SOURCE MATERIAL:
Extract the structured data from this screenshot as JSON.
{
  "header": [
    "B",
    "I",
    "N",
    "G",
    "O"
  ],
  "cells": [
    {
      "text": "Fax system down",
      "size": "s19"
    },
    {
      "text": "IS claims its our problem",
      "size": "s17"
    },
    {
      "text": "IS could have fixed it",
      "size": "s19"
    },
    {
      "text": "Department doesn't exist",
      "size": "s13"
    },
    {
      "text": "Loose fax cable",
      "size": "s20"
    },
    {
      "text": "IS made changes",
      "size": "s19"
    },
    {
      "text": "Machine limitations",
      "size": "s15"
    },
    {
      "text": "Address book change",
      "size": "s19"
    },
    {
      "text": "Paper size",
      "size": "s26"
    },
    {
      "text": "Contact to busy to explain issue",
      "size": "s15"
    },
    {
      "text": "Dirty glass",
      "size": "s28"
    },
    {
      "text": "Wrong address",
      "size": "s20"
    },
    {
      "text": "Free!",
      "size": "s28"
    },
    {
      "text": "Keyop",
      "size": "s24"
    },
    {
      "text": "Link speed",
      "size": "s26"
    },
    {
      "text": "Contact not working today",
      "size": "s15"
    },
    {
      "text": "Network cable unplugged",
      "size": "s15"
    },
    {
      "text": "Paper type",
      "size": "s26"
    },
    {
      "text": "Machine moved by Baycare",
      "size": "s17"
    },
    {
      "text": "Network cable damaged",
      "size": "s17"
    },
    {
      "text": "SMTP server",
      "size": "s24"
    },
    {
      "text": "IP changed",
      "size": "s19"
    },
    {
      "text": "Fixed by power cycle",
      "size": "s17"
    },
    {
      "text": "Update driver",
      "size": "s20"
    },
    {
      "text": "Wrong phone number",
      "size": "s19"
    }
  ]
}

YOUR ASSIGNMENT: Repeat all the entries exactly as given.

ANSWER SECTION:
Extract the structured data from this screenshot as JSON.
{
  "header": [
    "B",
    "I",
    "N",
    "G",
    "O"
  ],
  "cells": [
    {
      "text": "Fax system down",
      "size": "s19"
    },
    {
      "text": "IS claims its our problem",
      "size": "s17"
    },
    {
      "text": "IS could have fixed it",
      "size": "s19"
    },
    {
      "text": "Department doesn't exist",
      "size": "s13"
    },
    {
      "text": "Loose fax cable",
      "size": "s20"
    },
    {
      "text": "IS made changes",
      "size": "s19"
    },
    {
      "text": "Machine limitations",
      "size": "s15"
    },
    {
      "text": "Address book change",
      "size": "s19"
    },
    {
      "text": "Paper size",
      "size": "s26"
    },
    {
      "text": "Contact to busy to explain issue",
      "size": "s15"
    },
    {
      "text": "Dirty glass",
      "size": "s28"
    },
    {
      "text": "Wrong address",
      "size": "s20"
    },
    {
      "text": "Free!",
      "size": "s28"
    },
    {
      "text": "Keyop",
      "size": "s24"
    },
    {
      "text": "Link speed",
      "size": "s26"
    },
    {
      "text": "Contact not working today",
      "size": "s15"
    },
    {
      "text": "Network cable unplugged",
      "size": "s15"
    },
    {
      "text": "Paper type",
      "size": "s26"
    },
    {
      "text": "Machine moved by Baycare",
      "size": "s17"
    },
    {
      "text": "Network cable damaged",
      "size": "s17"
    },
    {
      "text": "SMTP server",
      "size": "s24"
    },
    {
      "text": "IP changed",
      "size": "s19"
    },
    {
      "text": "Fixed by power cycle",
      "size": "s17"
    },
    {
      "text": "Update driver",
      "size": "s20"
    },
    {
      "text": "Wrong phone number",
      "size": "s19"
    }
  ]
}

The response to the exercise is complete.